| Task instructions |
Search the data for the word "started" and copy each line that has it.

| Data about app and page elements |
=== Section Start ===

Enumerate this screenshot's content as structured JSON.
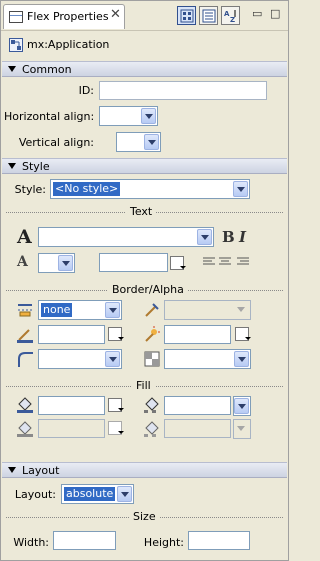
{
  "tab": {
    "title": "Flex Properties",
    "close": "✕"
  },
  "toolbar": {
    "min": "▭",
    "max": "□"
  },
  "component": {
    "name": "mx:Application"
  },
  "common": {
    "header": "Common",
    "id_label": "ID:",
    "id_value": "",
    "halign_label": "Horizontal align:",
    "halign_value": "",
    "valign_label": "Vertical align:",
    "valign_value": ""
  },
  "style": {
    "header": "Style",
    "style_label": "Style:",
    "style_value": "<No style>",
    "text_group": "Text",
    "font_family_value": "",
    "font_size_value": "",
    "text_color_value": "",
    "bold": "B",
    "italic": "I",
    "border_group": "Border/Alpha",
    "border_style_value": "none",
    "border_thickness_value": "",
    "border_color_value": "",
    "corner_color_value": "",
    "corner_radius_value": "",
    "alpha_value": "",
    "fill_group": "Fill",
    "fill_color_value": "",
    "fill_alpha_value": "",
    "fill_color2_value": "",
    "fill_alpha2_value": ""
  },
  "layout": {
    "header": "Layout",
    "layout_label": "Layout:",
    "layout_value": "absolute",
    "size_group": "Size",
    "width_label": "Width:",
    "width_value": "",
    "height_label": "Height:",
    "height_value": ""
  }
}
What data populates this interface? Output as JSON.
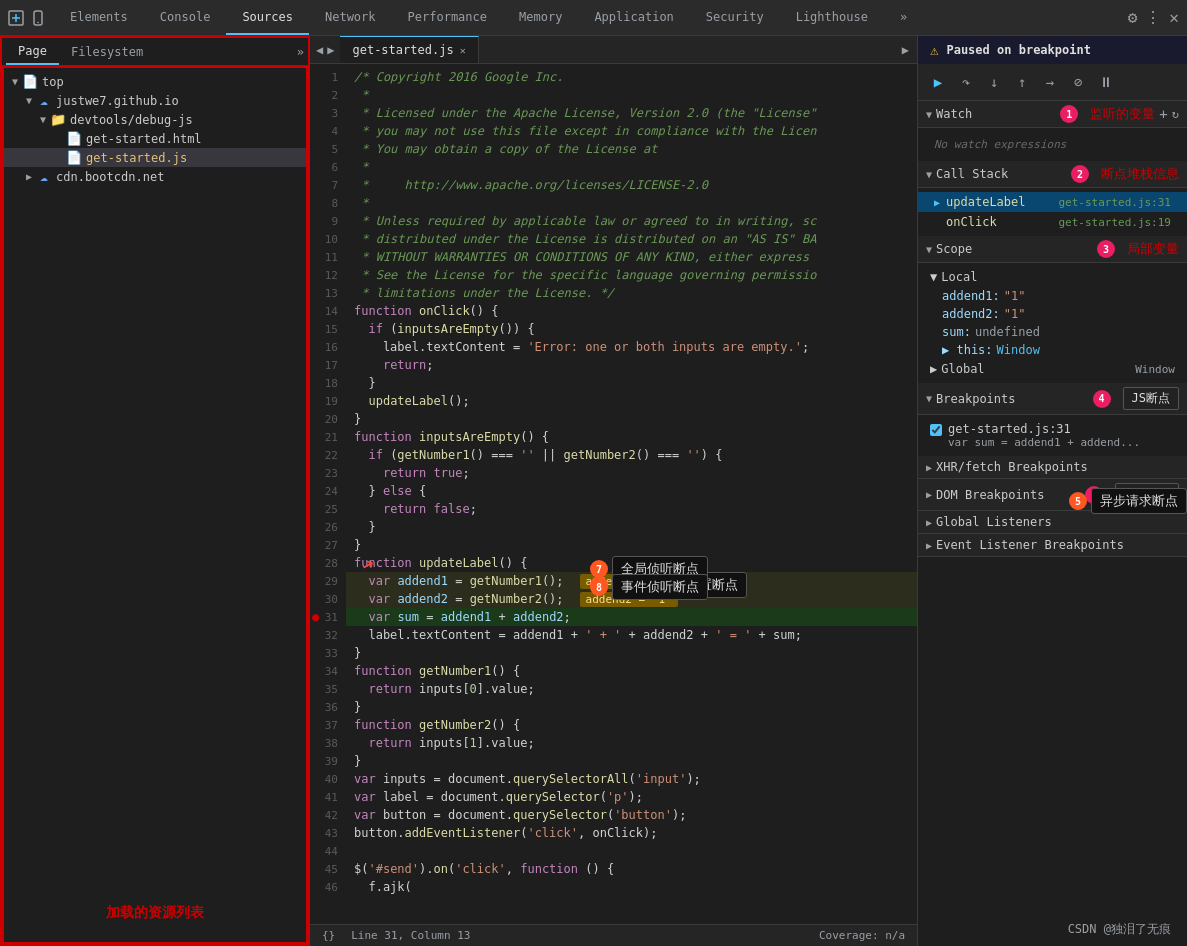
{
  "tabs": {
    "items": [
      {
        "label": "Elements",
        "active": false
      },
      {
        "label": "Console",
        "active": false
      },
      {
        "label": "Sources",
        "active": true
      },
      {
        "label": "Network",
        "active": false
      },
      {
        "label": "Performance",
        "active": false
      },
      {
        "label": "Memory",
        "active": false
      },
      {
        "label": "Application",
        "active": false
      },
      {
        "label": "Security",
        "active": false
      },
      {
        "label": "Lighthouse",
        "active": false
      }
    ]
  },
  "panel_tabs": {
    "page": "Page",
    "filesystem": "Filesystem"
  },
  "file_tree": {
    "annotation": "加载的资源列表",
    "items": [
      {
        "indent": 0,
        "arrow": "▼",
        "icon": "📄",
        "label": "top",
        "type": "folder"
      },
      {
        "indent": 1,
        "arrow": "▼",
        "icon": "☁",
        "label": "justwe7.github.io",
        "type": "folder"
      },
      {
        "indent": 2,
        "arrow": "▼",
        "icon": "📁",
        "label": "devtools/debug-js",
        "type": "folder"
      },
      {
        "indent": 3,
        "arrow": "",
        "icon": "📄",
        "label": "get-started.html",
        "type": "html"
      },
      {
        "indent": 3,
        "arrow": "",
        "icon": "📄",
        "label": "get-started.js",
        "type": "js",
        "selected": true
      },
      {
        "indent": 1,
        "arrow": "▶",
        "icon": "☁",
        "label": "cdn.bootcdn.net",
        "type": "folder"
      }
    ]
  },
  "editor": {
    "filename": "get-started.js",
    "lines": [
      {
        "n": 1,
        "code": "/* Copyright 2016 Google Inc.",
        "style": "comment"
      },
      {
        "n": 2,
        "code": " *",
        "style": "comment"
      },
      {
        "n": 3,
        "code": " * Licensed under the Apache License, Version 2.0 (the \"License\"",
        "style": "comment"
      },
      {
        "n": 4,
        "code": " * you may not use this file except in compliance with the Licen",
        "style": "comment"
      },
      {
        "n": 5,
        "code": " * You may obtain a copy of the License at",
        "style": "comment"
      },
      {
        "n": 6,
        "code": " *",
        "style": "comment"
      },
      {
        "n": 7,
        "code": " *     http://www.apache.org/licenses/LICENSE-2.0",
        "style": "comment"
      },
      {
        "n": 8,
        "code": " *",
        "style": "comment"
      },
      {
        "n": 9,
        "code": " * Unless required by applicable law or agreed to in writing, sc",
        "style": "comment"
      },
      {
        "n": 10,
        "code": " * distributed under the License is distributed on an \"AS IS\" BA",
        "style": "comment"
      },
      {
        "n": 11,
        "code": " * WITHOUT WARRANTIES OR CONDITIONS OF ANY KIND, either express",
        "style": "comment"
      },
      {
        "n": 12,
        "code": " * See the License for the specific language governing permissio",
        "style": "comment"
      },
      {
        "n": 13,
        "code": " * limitations under the License. */",
        "style": "comment"
      },
      {
        "n": 14,
        "code": "function onClick() {",
        "style": "normal"
      },
      {
        "n": 15,
        "code": "  if (inputsAreEmpty()) {",
        "style": "normal"
      },
      {
        "n": 16,
        "code": "    label.textContent = 'Error: one or both inputs are empty.';",
        "style": "normal"
      },
      {
        "n": 17,
        "code": "    return;",
        "style": "normal"
      },
      {
        "n": 18,
        "code": "  }",
        "style": "normal"
      },
      {
        "n": 19,
        "code": "  updateLabel();",
        "style": "normal"
      },
      {
        "n": 20,
        "code": "}",
        "style": "normal"
      },
      {
        "n": 21,
        "code": "function inputsAreEmpty() {",
        "style": "normal"
      },
      {
        "n": 22,
        "code": "  if (getNumber1() === '' || getNumber2() === '') {",
        "style": "normal"
      },
      {
        "n": 23,
        "code": "    return true;",
        "style": "normal"
      },
      {
        "n": 24,
        "code": "  } else {",
        "style": "normal"
      },
      {
        "n": 25,
        "code": "    return false;",
        "style": "normal"
      },
      {
        "n": 26,
        "code": "  }",
        "style": "normal"
      },
      {
        "n": 27,
        "code": "}",
        "style": "normal"
      },
      {
        "n": 28,
        "code": "function updateLabel() {",
        "style": "normal"
      },
      {
        "n": 29,
        "code": "  var addend1 = getNumber1();    addend1 = \"1\"",
        "style": "var-highlight"
      },
      {
        "n": 30,
        "code": "  var addend2 = getNumber2();    addend2 = \"1\"",
        "style": "var-highlight"
      },
      {
        "n": 31,
        "code": "  var sum = addend1 + addend2;",
        "style": "active-breakpoint"
      },
      {
        "n": 32,
        "code": "  label.textContent = addend1 + ' + ' + addend2 + ' = ' + sum;",
        "style": "normal"
      },
      {
        "n": 33,
        "code": "}",
        "style": "normal"
      },
      {
        "n": 34,
        "code": "function getNumber1() {",
        "style": "normal"
      },
      {
        "n": 35,
        "code": "  return inputs[0].value;",
        "style": "normal"
      },
      {
        "n": 36,
        "code": "}",
        "style": "normal"
      },
      {
        "n": 37,
        "code": "function getNumber2() {",
        "style": "normal"
      },
      {
        "n": 38,
        "code": "  return inputs[1].value;",
        "style": "normal"
      },
      {
        "n": 39,
        "code": "}",
        "style": "normal"
      },
      {
        "n": 40,
        "code": "var inputs = document.querySelectorAll('input');",
        "style": "normal"
      },
      {
        "n": 41,
        "code": "var label = document.querySelector('p');",
        "style": "normal"
      },
      {
        "n": 42,
        "code": "var button = document.querySelector('button');",
        "style": "normal"
      },
      {
        "n": 43,
        "code": "button.addEventListener('click', onClick);",
        "style": "normal"
      },
      {
        "n": 44,
        "code": "",
        "style": "normal"
      },
      {
        "n": 45,
        "code": "$('#send').on('click', function () {",
        "style": "normal"
      },
      {
        "n": 46,
        "code": "  f.ajk(",
        "style": "normal"
      }
    ],
    "status": {
      "line": "Line 31, Column 13",
      "coverage": "Coverage: n/a"
    }
  },
  "debugger": {
    "paused_label": "Paused on breakpoint",
    "watch": {
      "title": "Watch",
      "badge": "1",
      "empty_text": "No watch expressions",
      "add_btn": "+",
      "refresh_btn": "↻"
    },
    "watch_ann": "监听的变量",
    "callstack": {
      "title": "Call Stack",
      "badge": "2",
      "items": [
        {
          "name": "updateLabel",
          "file": "get-started.js:31",
          "active": true
        },
        {
          "name": "onClick",
          "file": "get-started.js:19",
          "active": false
        }
      ]
    },
    "callstack_ann": "断点堆栈信息",
    "scope": {
      "title": "Scope",
      "badge": "3",
      "ann": "局部变量",
      "local": {
        "title": "Local",
        "vars": [
          {
            "name": "addend1:",
            "value": "\"1\""
          },
          {
            "name": "addend2:",
            "value": "\"1\""
          },
          {
            "name": "sum:",
            "value": "undefined"
          },
          {
            "name": "▶ this:",
            "value": "Window"
          }
        ]
      },
      "global": {
        "title": "Global",
        "value": "Window"
      }
    },
    "breakpoints": {
      "title": "Breakpoints",
      "badge": "4",
      "ann": "JS断点",
      "items": [
        {
          "file": "get-started.js:31",
          "code": "var sum = addend1 + addend...",
          "checked": true
        }
      ]
    },
    "xhr_breakpoints": {
      "title": "XHR/fetch Breakpoints",
      "badge": "5",
      "ann": "异步请求断点"
    },
    "dom_breakpoints": {
      "title": "DOM Breakpoints",
      "badge": "6",
      "ann": "DOM断点"
    },
    "global_listeners": {
      "title": "Global Listeners",
      "badge": "7",
      "ann": "全局侦听断点"
    },
    "event_listeners": {
      "title": "Event Listener Breakpoints",
      "badge": "8",
      "ann": "事件侦听断点"
    }
  },
  "annotations": {
    "file_tree": "加载的资源列表",
    "click_line": "点击某一行设置断点",
    "async": "异步请求断点",
    "global_listen": "全局侦听断点",
    "event_listen": "事件侦听断点"
  },
  "footer": {
    "csdn": "CSDN @独泪了无痕"
  }
}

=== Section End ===

| Result of this exercise |
        "label": "get-started.html",
        "label": "get-started.js",
    "filename": "get-started.js",
          "file": "get-started.js:31",
          "file": "get-started.js:19",
          "file": "get-started.js:31",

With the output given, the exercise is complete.